Belson has written extensively about the NFL’s response to player concussions. “They deserve credit for confronting the problem,” he said. “It had gotten quite bad.” Now the league has added neuropsychologists and other doctors, as well as spotters who watch from the press box with binoculars at every game, looking for players showing signs of concussion. It has also introduced rule changes, including mitigating one of the most dangerous plays in the game—the kickoff—by moving the line of scrimmage forward, and limiting the number of full-contact practice sessions.

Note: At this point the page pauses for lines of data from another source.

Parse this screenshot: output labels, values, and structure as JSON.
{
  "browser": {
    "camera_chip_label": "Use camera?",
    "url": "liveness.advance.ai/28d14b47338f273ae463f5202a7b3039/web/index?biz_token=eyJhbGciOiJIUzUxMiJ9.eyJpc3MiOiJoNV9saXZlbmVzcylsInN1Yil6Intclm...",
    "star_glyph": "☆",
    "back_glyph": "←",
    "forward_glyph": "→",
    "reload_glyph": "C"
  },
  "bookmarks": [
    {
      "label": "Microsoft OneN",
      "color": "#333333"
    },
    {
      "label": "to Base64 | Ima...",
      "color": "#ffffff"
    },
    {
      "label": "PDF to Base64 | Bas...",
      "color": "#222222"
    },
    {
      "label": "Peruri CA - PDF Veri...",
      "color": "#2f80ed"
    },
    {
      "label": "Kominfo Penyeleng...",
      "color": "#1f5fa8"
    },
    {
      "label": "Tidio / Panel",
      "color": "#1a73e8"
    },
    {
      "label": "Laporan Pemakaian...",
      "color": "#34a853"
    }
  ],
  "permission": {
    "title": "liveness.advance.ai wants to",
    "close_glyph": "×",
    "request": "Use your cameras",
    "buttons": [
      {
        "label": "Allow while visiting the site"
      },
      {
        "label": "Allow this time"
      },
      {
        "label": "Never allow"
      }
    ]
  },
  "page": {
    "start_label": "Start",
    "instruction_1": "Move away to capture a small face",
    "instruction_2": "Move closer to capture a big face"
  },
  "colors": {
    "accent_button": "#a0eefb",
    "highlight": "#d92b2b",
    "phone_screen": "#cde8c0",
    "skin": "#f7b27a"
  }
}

“The league is trying to balance player safety and health, and make sure that star players don’t disappear when they’re needed,” Belson said. Fans by now are familiar with the NFL’s concussion protocol, a five-step recovery process that can be completed in a week. But, he said, “my cynicism tells me that seven days is a very convenient number of days.”

In response to a student’s question about pandemic limits on fans in stadiums, Belson said the league hasn’t been severely hurt economically. “The NFL, more than any other sports league, is the most able to withstand the absence of fans. The other leagues are much more exposed to empty stadiums financially,” he said.

Three-quarters of the league’s overall revenue, he explained, comes from its television contract along with national sponsorships and marketing and merchandise deals. “Even before they turn on the lights,” he said, “the Buffalo Bills have enough to cover their payroll for the year.” And the optics of packed stadiums in an era of social distancing have been crucial: “I think they realized it would look completely destructive and not prudent to have stadiums full of fans.”

Though the NFL is his beat, Belson said he most enjoys reporting farther afield. “I did a series of stories on youth football in Texas,” he said. “I learned a ton and met really good people, just dads raising sons who want to play good football, coaches, trainers, principals. It felt like America, and it felt like real people.”